Identity thief who said he was too smart to catch gets caught

Tony Michael Canterberry, a 32-year-old Alabama man who declined to meet with police as they investigated two cases of identity theft because he claimed to be too smart to be captured, has been captured.

As ABC3340 reports, deputies in Blount County, Tennessee, had gone to a mobile home community in Maryville to check out a suspicious vehicle.

The car’s driver gave police a fake name, but they eventually identified him as Canterberry.

Alabama police had been looking for him since March as they investigated a case of identity theft.

It started with a customer service representative at a large tax prep software company whose workplace manner included taunting customers.

Chief Deputy Randy Christian told that Canterberry, who has a criminal history, had allegedly emailed a client, berated him, and threatened to steal his identity.

Canterberry was charged with identity theft, but he repeatedly refused to meet with investigators, going so far as to question their ability to find him.


He says his superior intelligence will keep us from catching him.

In other words, Christian said…

That has to be a good sign for us.

…implying, of course, that the guy’s an idiot, and/or the cops’ response was something along the lines of “Game ON!”

The target of the customer service rep’s threats had told investigators that he’d contacted the tax prep company’s customer service department to resolve an issue with his income tax return.

The rep was rude, he said, and insulted the customer. Offended, he hung up.

The next day, the customer service rep sent him an email message that continued the harassment. He also advised him to show some respect, especially when…

…it concerns an issue as vital as your identity.

The recipient, understandably enough, considered that to be a threat, so he contacted the company directly. reports that the company told the victim that the customer service rep worked for a contractor and would be fired over the incident.

But it didn’t stop there. The day after that, the victim got yet another email, assuring him that the job loss was no big deal: the customer service rep said he only used the position to “obtain necessary data to pursue my actual career.”

Also, because his genius obviously couldn’t be bottled up inside, the suspect told his victim exactly how he planned to ruin his identity, as well as the steps he’d taken to avoid being tracked down.

And here’s where a second victim of identity theft comes in: investigators found somebody who they thought was the belligerent, anti-customer-service rep, but it turns out that it was somebody whose identity Canterberry allegedly stole to get that job in the first place.
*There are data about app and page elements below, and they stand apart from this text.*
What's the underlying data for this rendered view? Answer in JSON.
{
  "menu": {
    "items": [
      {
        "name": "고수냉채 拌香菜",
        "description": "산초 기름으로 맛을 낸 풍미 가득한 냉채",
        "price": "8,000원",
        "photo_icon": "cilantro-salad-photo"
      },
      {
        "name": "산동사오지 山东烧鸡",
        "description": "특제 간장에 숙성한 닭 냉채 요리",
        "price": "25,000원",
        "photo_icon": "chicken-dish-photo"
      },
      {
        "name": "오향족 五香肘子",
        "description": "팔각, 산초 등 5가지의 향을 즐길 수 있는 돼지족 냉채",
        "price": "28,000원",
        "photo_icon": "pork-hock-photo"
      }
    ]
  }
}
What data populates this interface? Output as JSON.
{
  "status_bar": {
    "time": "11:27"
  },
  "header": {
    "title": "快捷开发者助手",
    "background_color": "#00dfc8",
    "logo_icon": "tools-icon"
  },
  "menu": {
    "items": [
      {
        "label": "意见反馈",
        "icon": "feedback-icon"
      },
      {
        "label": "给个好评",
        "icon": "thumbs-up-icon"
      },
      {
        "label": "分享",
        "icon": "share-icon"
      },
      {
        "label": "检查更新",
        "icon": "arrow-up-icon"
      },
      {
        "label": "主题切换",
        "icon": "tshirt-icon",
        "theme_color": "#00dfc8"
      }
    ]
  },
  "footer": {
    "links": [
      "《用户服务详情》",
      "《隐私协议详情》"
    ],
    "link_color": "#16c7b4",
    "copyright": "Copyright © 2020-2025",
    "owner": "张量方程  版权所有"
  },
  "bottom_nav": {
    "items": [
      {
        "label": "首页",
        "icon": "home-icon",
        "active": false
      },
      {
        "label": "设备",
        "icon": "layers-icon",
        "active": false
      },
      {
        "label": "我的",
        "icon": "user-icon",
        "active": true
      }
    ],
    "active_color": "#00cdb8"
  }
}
News reports don’t give details on how investigators finally figured out that Canterberry was the man they should be looking for, but figure it out they did.

They tried to get him to call or come by to chat about the case, but nope, he wasn’t having any of that: he was too intelligent, he said, and thus wouldn’t be captured. reports that he also emailed the news outlet multiple times, claiming the stories about him were untrue and asking to give his side of the story.

He never followed through. Nor did he give his telephone number.

In April, investigators tracked Canterberry down. Tennessee police went out to the trailer park and found the car at a nearby antique mall. In spite of giving police a fake name, they managed to trace the car to him as a probable driver, and he was arrested on 2 June.

His criminal history includes a felony conviction of third-degree burglary in 2008 for which he received a sentence of 46 months in jail. In the past, he’s also been charged with illegal possession of a credit card and theft.

This time around, he was charged with possession of drugs, identity theft, theft of property and possession of drug paraphernalia. Canterberry will stay in Tennessee to face those charges, and then he’ll be extradited to Alabama.

Christian mulled the possibility that the drugs may have clouded Canterberry’s self-proclaimed brilliance:

Drugs apparently overcame his superior intellect, and another genius has been captured. Maybe he can use his time incarcerated to figure out he is smart enough to be a giver to society rather than a taker. That is the goal.